You secured funding for a fantastic new marketing whitepaper. You pulled together the team, content, graphics, and relevant references to get it done. It describes a compelling risk or opportunity. It describes the cost of avoiding it or the money to be made from doing it. It highlights how your company is the right company to help do it. You’re proud and excited to get this into the hands of prospects towards the top of your funnel. You send it out to the sellers and post it on your website for download.
Fast-forward 3 months – What was the return on this $25,000 whitepaper? Did it get into the hands of the right customers? What deals were progressed or recognized by this effort? Ultimately, was it worth it?

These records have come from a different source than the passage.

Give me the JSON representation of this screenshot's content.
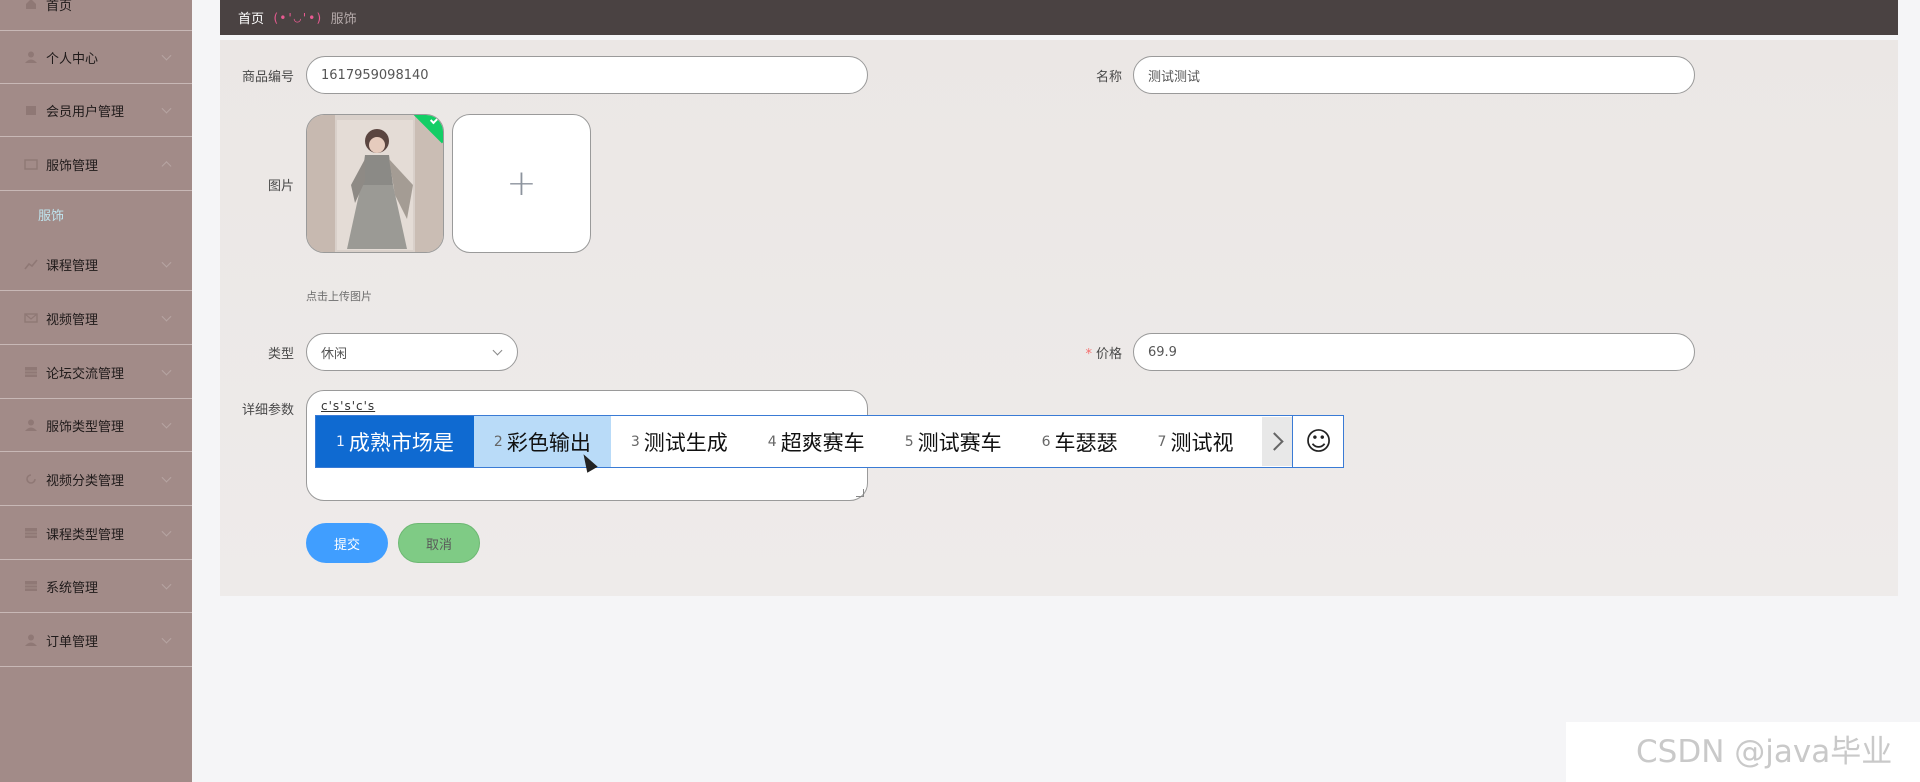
{
  "sidebar": {
    "items": [
      {
        "label": "首页",
        "icon": "home-icon"
      },
      {
        "label": "个人中心",
        "icon": "user-icon"
      },
      {
        "label": "会员用户管理",
        "icon": "users-icon"
      },
      {
        "label": "服饰管理",
        "icon": "folder-icon"
      },
      {
        "label": "课程管理",
        "icon": "chart-icon"
      },
      {
        "label": "视频管理",
        "icon": "mail-icon"
      },
      {
        "label": "论坛交流管理",
        "icon": "table-icon"
      },
      {
        "label": "服饰类型管理",
        "icon": "user-icon"
      },
      {
        "label": "视频分类管理",
        "icon": "refresh-icon"
      },
      {
        "label": "课程类型管理",
        "icon": "table-icon"
      },
      {
        "label": "系统管理",
        "icon": "table-icon"
      },
      {
        "label": "订单管理",
        "icon": "user-icon"
      }
    ],
    "active_sub": "服饰"
  },
  "breadcrumb": {
    "home": "首页",
    "face": "(•'◡'•)",
    "current": "服饰"
  },
  "form": {
    "code_label": "商品编号",
    "code_value": "1617959098140",
    "name_label": "名称",
    "name_value": "测试测试",
    "image_label": "图片",
    "upload_plus": "+",
    "upload_hint": "点击上传图片",
    "type_label": "类型",
    "type_value": "休闲",
    "price_required": "*",
    "price_label": "价格",
    "price_value": "69.9",
    "detail_label": "详细参数",
    "detail_value": "c's's'c's",
    "submit_label": "提交",
    "cancel_label": "取消"
  },
  "ime": {
    "candidates": [
      {
        "num": "1",
        "text": "成熟市场是"
      },
      {
        "num": "2",
        "text": "彩色输出"
      },
      {
        "num": "3",
        "text": "测试生成"
      },
      {
        "num": "4",
        "text": "超爽赛车"
      },
      {
        "num": "5",
        "text": "测试赛车"
      },
      {
        "num": "6",
        "text": "车瑟瑟"
      },
      {
        "num": "7",
        "text": "测试视"
      }
    ],
    "emoji": "☺"
  },
  "watermark": "CSDN @java毕业",
  "colors": {
    "sidebar_bg": "#a28b88",
    "topbar_bg": "#4a4242",
    "primary": "#409eff",
    "cancel": "#7fcb85",
    "ime_selected": "#0f6ad1",
    "success": "#13ce66"
  }
}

Not knowing the answers to these questions or not getting the value you expected from these type of marketing whitepapers is pretty common. PDF’s weren’t designed to give you feedback on how the user is interacting with the document. The fact that someone downloaded the PDF from your website doesn’t tell you enough about the value of that lead. Even if you put a login gate in front of the download, you’re not learning much about their current situation.
Rather than just knowing if someone downloaded the pdf, wouldn’t it be nice to ask them relevant questions as they’re engaging with the material? For example, let’s say you have a whitepaper on the cost and prevention of network outages. The reader is engaged in a section about the cost of that outage. Wouldn’t it be nice to ask them a relevant question now and get their information for follow-up? The score of the lead who tells you they’re a CTO, up at night thinking of outages, and want a follow-up would be much higher than the random download.

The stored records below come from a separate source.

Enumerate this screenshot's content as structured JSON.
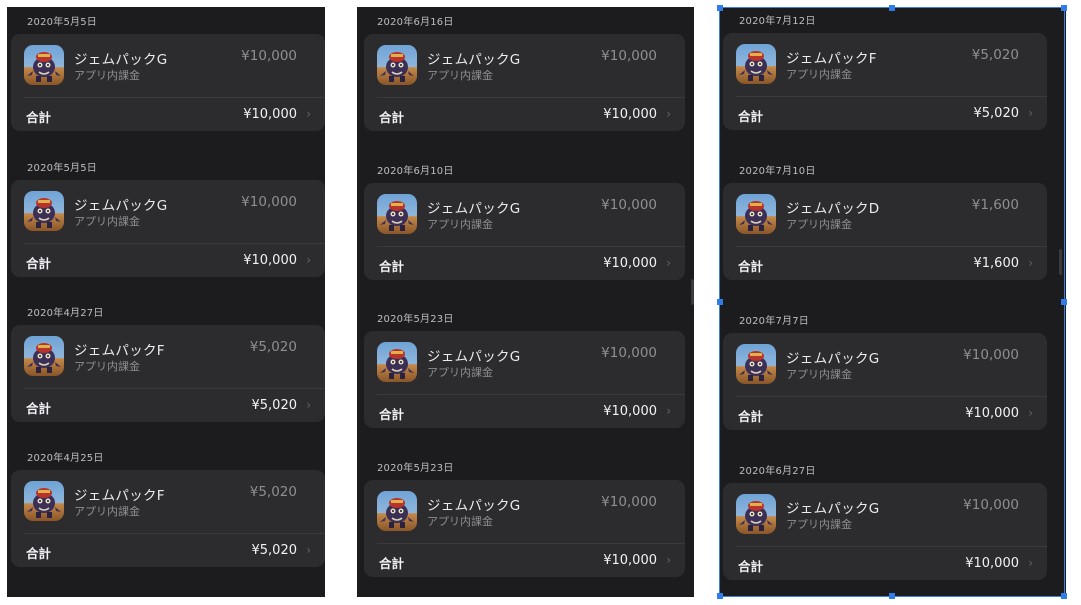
{
  "colors": {
    "panel_bg": "#1c1c1e",
    "card_bg": "#2c2c2e",
    "selection": "#3d7fe8"
  },
  "icons": {
    "app": "game-character-app-icon",
    "chevron": "chevron-right-icon"
  },
  "panels": [
    {
      "purchases": [
        {
          "date": "2020年5月5日",
          "item_name": "ジェムパックG",
          "item_type": "アプリ内課金",
          "price": "¥10,000",
          "total_label": "合計",
          "total": "¥10,000",
          "chevron": "›"
        },
        {
          "date": "2020年5月5日",
          "item_name": "ジェムパックG",
          "item_type": "アプリ内課金",
          "price": "¥10,000",
          "total_label": "合計",
          "total": "¥10,000",
          "chevron": "›"
        },
        {
          "date": "2020年4月27日",
          "item_name": "ジェムパックF",
          "item_type": "アプリ内課金",
          "price": "¥5,020",
          "total_label": "合計",
          "total": "¥5,020",
          "chevron": "›"
        },
        {
          "date": "2020年4月25日",
          "item_name": "ジェムパックF",
          "item_type": "アプリ内課金",
          "price": "¥5,020",
          "total_label": "合計",
          "total": "¥5,020",
          "chevron": "›"
        }
      ]
    },
    {
      "purchases": [
        {
          "date": "2020年6月16日",
          "item_name": "ジェムパックG",
          "item_type": "アプリ内課金",
          "price": "¥10,000",
          "total_label": "合計",
          "total": "¥10,000",
          "chevron": "›"
        },
        {
          "date": "2020年6月10日",
          "item_name": "ジェムパックG",
          "item_type": "アプリ内課金",
          "price": "¥10,000",
          "total_label": "合計",
          "total": "¥10,000",
          "chevron": "›"
        },
        {
          "date": "2020年5月23日",
          "item_name": "ジェムパックG",
          "item_type": "アプリ内課金",
          "price": "¥10,000",
          "total_label": "合計",
          "total": "¥10,000",
          "chevron": "›"
        },
        {
          "date": "2020年5月23日",
          "item_name": "ジェムパックG",
          "item_type": "アプリ内課金",
          "price": "¥10,000",
          "total_label": "合計",
          "total": "¥10,000",
          "chevron": "›"
        }
      ]
    },
    {
      "selected": true,
      "purchases": [
        {
          "date": "2020年7月12日",
          "item_name": "ジェムパックF",
          "item_type": "アプリ内課金",
          "price": "¥5,020",
          "total_label": "合計",
          "total": "¥5,020",
          "chevron": "›"
        },
        {
          "date": "2020年7月10日",
          "item_name": "ジェムパックD",
          "item_type": "アプリ内課金",
          "price": "¥1,600",
          "total_label": "合計",
          "total": "¥1,600",
          "chevron": "›"
        },
        {
          "date": "2020年7月7日",
          "item_name": "ジェムパックG",
          "item_type": "アプリ内課金",
          "price": "¥10,000",
          "total_label": "合計",
          "total": "¥10,000",
          "chevron": "›"
        },
        {
          "date": "2020年6月27日",
          "item_name": "ジェムパックG",
          "item_type": "アプリ内課金",
          "price": "¥10,000",
          "total_label": "合計",
          "total": "¥10,000",
          "chevron": "›"
        }
      ]
    }
  ]
}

Now imagine you’re asking questions throughout the content that are in context to what they’re reading. You’re learning about an individual’s role, interest, current environment, and anything else you want to ask them. That stuff is gold for a salesperson or marketer determining whether or not to promote the lead to sales. When you look at this information across all people that interacted with the marketing whitepaper, you can begin to answer questions like the ones we listed below. Was this worth it and how do we improve the next one?

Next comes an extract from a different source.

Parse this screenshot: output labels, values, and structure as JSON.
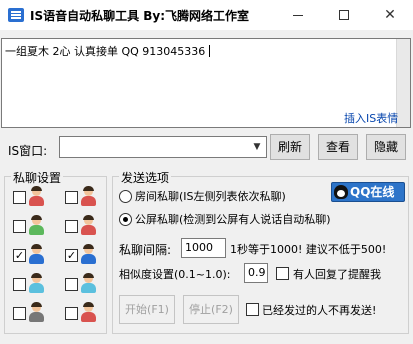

This is a use case for Navitome in which people are more and more interested. In Navitome, you can create a marketing whitepaper that picks up where Google Analytics and gating leave off. Ultimately what we’re hearing is that people like the idea of marketing material that can
- Help them understand the effectiveness of what they’re creating
- Help the company generate better leads for sales
- Help justify future budget for marketing material like this
Stop sending marketing material out into the abyss and talk to us about how we can help. Send us an example of a recent marketing whitepaper that you spent money creating to firstname.lastname@example.org and we’ll show you how you can get more out of it through Navitome. The actual content of these documents is often awesome so let us help you get the most out of it.